This remarkable idea was recently presented by geneticist Craig Venter at the inaugural Wired Health Conference in New York City. He calls it a digital biological converter, or "teleporter." Talking to the audience, he described it as "a 3-D printer for DNA, a 3-D printer for life."


As always, Venter is serious when he talks about this stuff. His team is already working through various scenarios in which they have less than 24 hours to make a new vaccine with this tool.

Venter claims to have come up with the idea when talking to the mayor of Mexico City during the H1N1 outbreak in 2009. At the time, authorities flatly refused to allow samples of the virus to be transported out of the city for fear of further infection. But the restriction prevented scientists from studying it and developing a countermeasure. Venter imagines the day when a virus like H1N1 can be quickly digitized and emailed to research labs for immediate analysis — something that would dramatically decrease the time it would take to build a vaccine.


Assuming that all the regulation hurdles can be overcome, Venter concedes that the 3-D printer will have to be remarkable accurate.
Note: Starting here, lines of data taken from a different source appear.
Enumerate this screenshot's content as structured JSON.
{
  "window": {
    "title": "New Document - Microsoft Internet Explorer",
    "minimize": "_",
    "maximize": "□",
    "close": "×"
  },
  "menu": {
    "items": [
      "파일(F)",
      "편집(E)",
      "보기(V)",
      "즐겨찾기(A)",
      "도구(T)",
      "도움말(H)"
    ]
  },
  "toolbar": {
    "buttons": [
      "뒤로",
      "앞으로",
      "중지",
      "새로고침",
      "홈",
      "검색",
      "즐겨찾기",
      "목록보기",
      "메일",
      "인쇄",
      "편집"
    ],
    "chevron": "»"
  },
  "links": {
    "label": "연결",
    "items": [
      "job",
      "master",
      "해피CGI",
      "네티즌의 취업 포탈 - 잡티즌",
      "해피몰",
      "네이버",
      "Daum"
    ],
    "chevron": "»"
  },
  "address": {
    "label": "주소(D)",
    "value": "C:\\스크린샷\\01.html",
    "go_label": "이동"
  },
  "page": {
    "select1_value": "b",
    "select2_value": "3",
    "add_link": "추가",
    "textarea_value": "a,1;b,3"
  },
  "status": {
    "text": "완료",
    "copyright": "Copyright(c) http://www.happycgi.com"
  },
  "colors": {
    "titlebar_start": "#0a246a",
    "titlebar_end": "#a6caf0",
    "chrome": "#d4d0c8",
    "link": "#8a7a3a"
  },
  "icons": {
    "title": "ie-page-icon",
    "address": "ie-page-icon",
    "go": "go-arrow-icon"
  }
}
Any small deviation from the correct script could result in a printed protein that won't work as intended.

Hopefully, we'll have time to figure this out before the next pandemic hits.

Source: Wired.

Photo: Photo: Christopher Farber/Wired.